because a little while later, Keegan
was giving Josh a little pat on the back like “Thanks for the crackers old man. That was very cool of you because I was a little hungry and the pizza isn’t coming for a while.
” That evolved into me getting Keegan
to give Josh five. Everyone ooh-ed and ahh
-ed on cue. Josh though decided to shake things up a bit and tried to teach K-Man the fist pound
. Josh would put his fist out there waiting for Keegan
to pound back. Keegan
recognized that Josh was extending the fist as a friendly gesture, but the only way Keegan
knew to reply was with the high five. So the fist got high-fived
. Looked a little awkward like when one guy goes to shake hands with someone he kind of knows, and the other guy comes in with the full-on hug. Whoa dude, that was awkward.
Josh was very patient with K-Man though. He curled up Kee’s fingers to make a tiny, Kiwi-sized fist and then gently tapped his fist to Kee’s. Then the lesson continued. Kee kept trying to high five Josh’s fist. And each time, Josh would patiently ball up Kee’s hand and show him again. It didn’t look like Keegan was catching on. So I gave Kee a sip of his lemonade, and the table conversation moved on. Then seemingly out of nowhere, Keegan held out his fist to Josh. And Josh responded in kind. Then Kee held out his fist to me. I pounded back. Then he extended the fist across the table. Methodically moving around until everyone had the chance to pound it out (as the kids like to say). Then he started over. And around and around we went. I took a picture of one of the many fist pounds with my cell phone. Here’s the result of that:
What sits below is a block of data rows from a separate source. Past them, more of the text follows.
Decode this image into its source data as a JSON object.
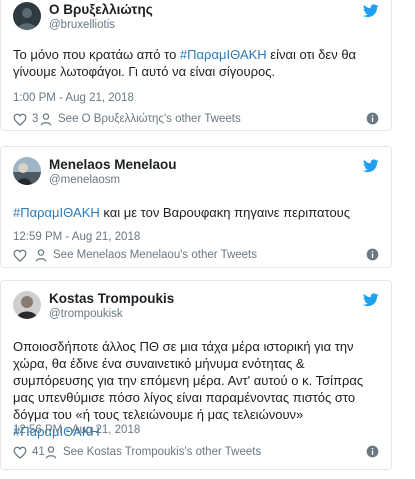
{
  "tweets": [
    {
      "display_name": "Ο Βρυξελλιώτης",
      "handle": "@bruxelliotis",
      "text_before": "Το μόνο που κρατάω από το ",
      "hashtag": "#ΠαραμΙΘΑΚΗ",
      "text_after": " είναι οτι δεν θα γίνουμε λωτοφάγοι. Γι αυτό να είναι σίγουρος.",
      "date": "1:00 PM - Aug 21, 2018",
      "likes": "3",
      "others_label": "See Ο Βρυξελλιώτης's other Tweets",
      "avatar_icon": "avatar-silhouette-dark"
    },
    {
      "display_name": "Menelaos Menelaou",
      "handle": "@menelaosm",
      "hashtag": "#ΠαραμΙΘΑΚΗ",
      "text_after": " και με τον Βαρουφακη πηγαινε περιπατους",
      "date": "12:59 PM - Aug 21, 2018",
      "likes": "",
      "others_label": "See Menelaos Menelaou's other Tweets",
      "avatar_icon": "avatar-photo-landscape"
    },
    {
      "display_name": "Kostas Trompoukis",
      "handle": "@trompoukisk",
      "text_before": "Οποιοσδήποτε άλλος ΠΘ σε μια τάχα μέρα ιστορική για την χώρα, θα έδινε ένα συναινετικό μήνυμα ενότητας & συμπόρευσης για την επόμενη μέρα. Αντ' αυτού ο κ. Τσίπρας μας υπενθύμισε πόσο λίγος είναι παραμένοντας πιστός στο δόγμα του «ή τους τελειώνουμε ή μας τελειώνουν» ",
      "hashtag": "#ΠαραμΙΘΑΚΗ",
      "date": "12:56 PM - Aug 21, 2018",
      "likes": "41",
      "others_label": "See Kostas Trompoukis's other Tweets",
      "avatar_icon": "avatar-photo-portrait"
    }
  ],
  "icons": {
    "brand": "twitter-bird-icon",
    "like": "heart-icon",
    "others": "person-icon",
    "info": "info-icon"
  },
  "colors": {
    "twitter_blue": "#1da1f2",
    "hashtag": "#2b7bb9",
    "muted_text": "#697882",
    "border": "#e1e8ed"
  }
}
It was great to watch Keegan figure out what was going on. To process what Josh was teaching him and what his response was supposed to be. To learn that what he knew (the high five) was not what was needed here. There was something else to use in this situation. Fist = fist. Open hand = high five. Got it. Not only had he learned what to do in the situation, but he figured out that he could initiate this ritual. So the next time you see this 20-month-old boy, pound it out.